http://www.thepcrj.org

ci et

27. Halpin DM, OReilly JF, Connellan S, Rudolf M; BTS COPD Consortium.

Copyright PCRS-UK - reproduction prohibited


COPD diagnosis in the primary care setting

Appendix 1:

Question
1. How old are you?

Answers
40-49 years 50-59 years 60-69 years >70 years

Points
0 4 8 10 0 2 3 7 5 1 0 3 0 3 0 0 3 0 4 0 3

2.

How many cigarettes do you smoke daily (if you are an ex-smoker how many cigarettes used you to smoke daily)? How many years do/did you smoke?

0-14 pack-years 15-24 pack-years 25-49 pack-years >50 pack-years BMI <25.4 BMI 25.4-29.7 Yes Yes No No Yes BMI >29.7

3.

What is your weight? What is your height? BMI = weight/height2

4. 5. 6. 7. 8.

Is your cough affected by weather? Do you suffer from sputum production in the absence of a cold? Do you suffer from sputum production first thing in the morning? How often do you have wheezing?

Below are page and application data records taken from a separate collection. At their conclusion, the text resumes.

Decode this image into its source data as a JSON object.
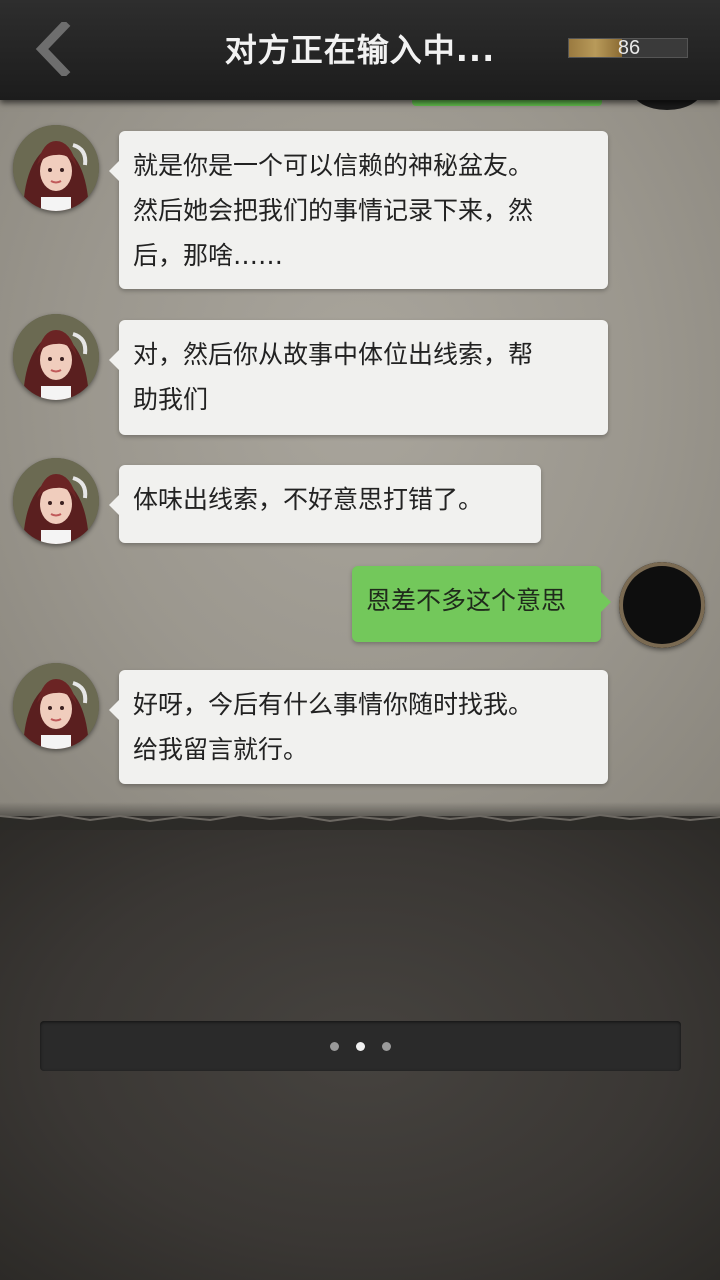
{
  "header": {
    "title": "对方正在输入中...",
    "back_icon": "chevron-left-icon",
    "progress_value": "86",
    "progress_fill_fraction": 0.45
  },
  "messages": [
    {
      "side": "left",
      "text": "就是你是一个可以信赖的神秘盆友。\n然后她会把我们的事情记录下来，然\n后，那啥……"
    },
    {
      "side": "left",
      "text": "对，然后你从故事中体位出线索，帮\n助我们"
    },
    {
      "side": "left",
      "text": "体味出线索，不好意思打错了。"
    },
    {
      "side": "right",
      "text": "恩差不多这个意思"
    },
    {
      "side": "left",
      "text": "好呀，今后有什么事情你随时找我。\n给我留言就行。"
    }
  ],
  "input_bar": {
    "dots": 3,
    "active_dot": 1
  },
  "colors": {
    "header_bg": "#262626",
    "chat_bg": "#9e9a91",
    "bubble_left": "#f1f1ef",
    "bubble_right": "#73c85b",
    "bottom_bg": "#3c3936"
  }
}
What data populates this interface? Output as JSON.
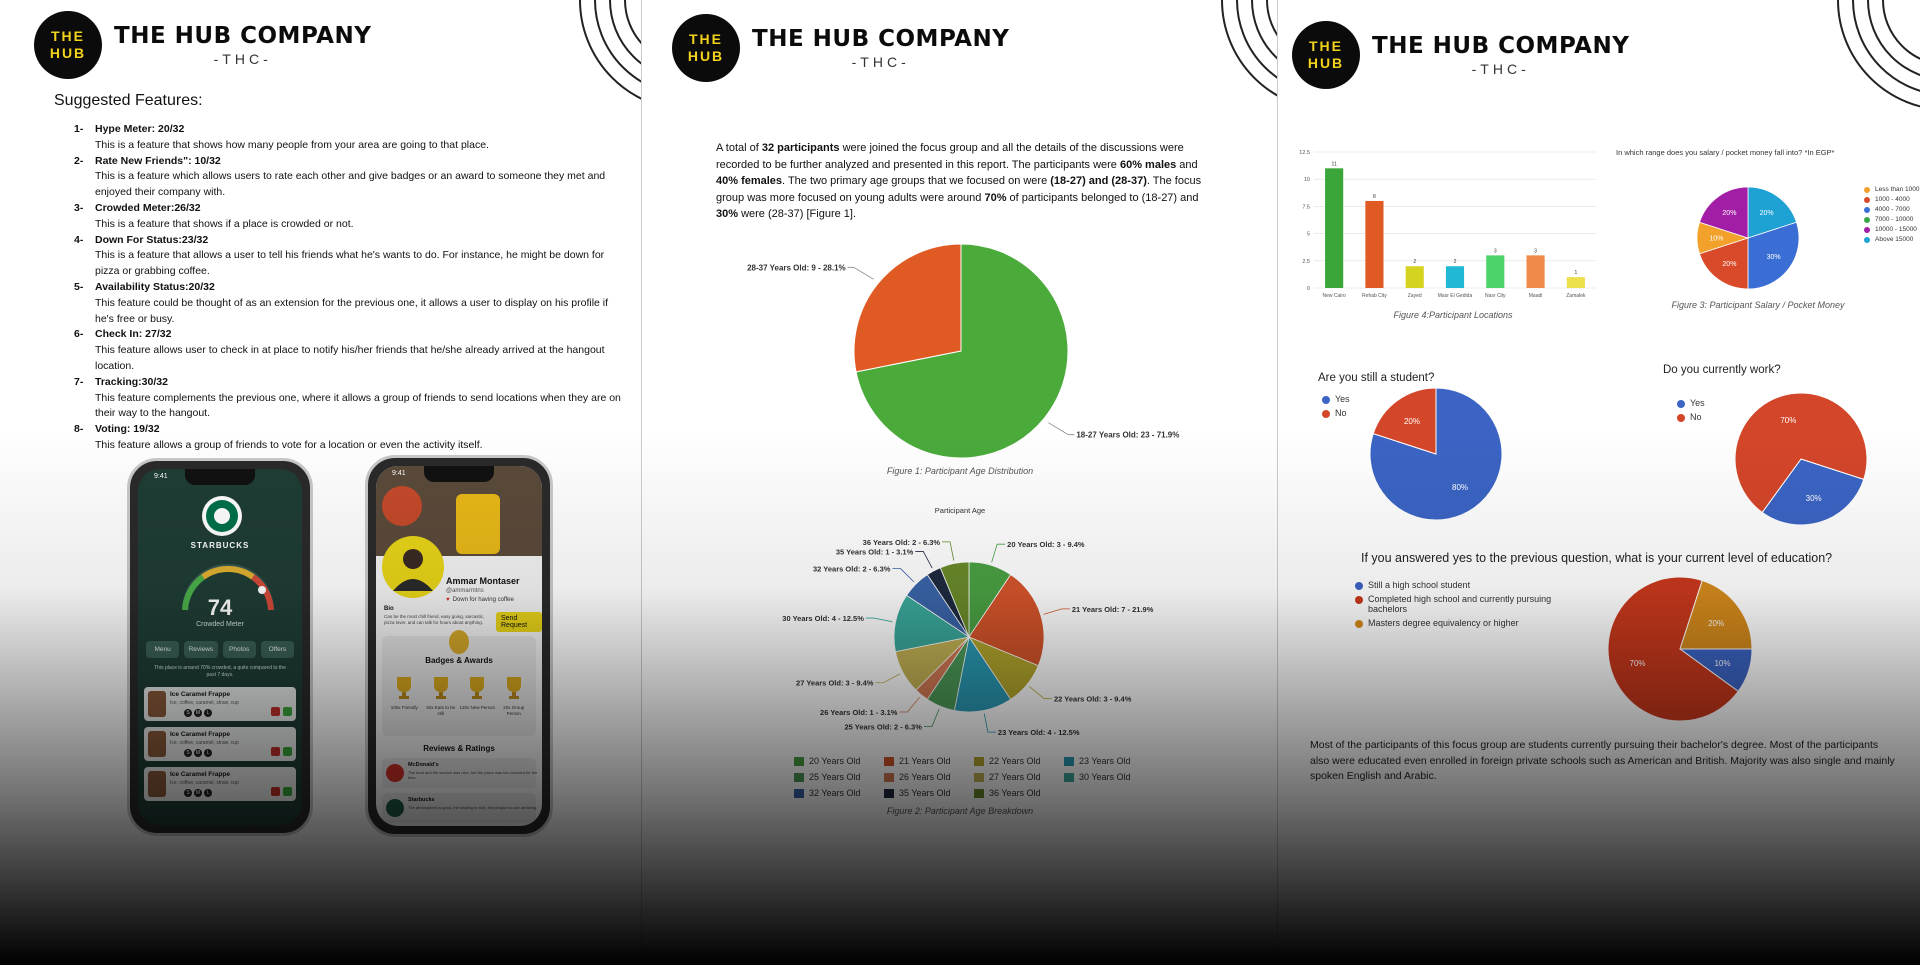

Do you have or used you to have any allergies?

Total score >17 suggests increased risk of COPD being present

PRIMARY CARE RESPIRATORY JOURNAL www.thepcrj.org

op y

rig

ht P

rim R a ep ry ro C du ar ct e R io e n sp pr ir oh at ib ory ite S d o


Never Yes No

Sometimes or often

Total score

000

http://www.thepcrj.org

ci et

No or no cough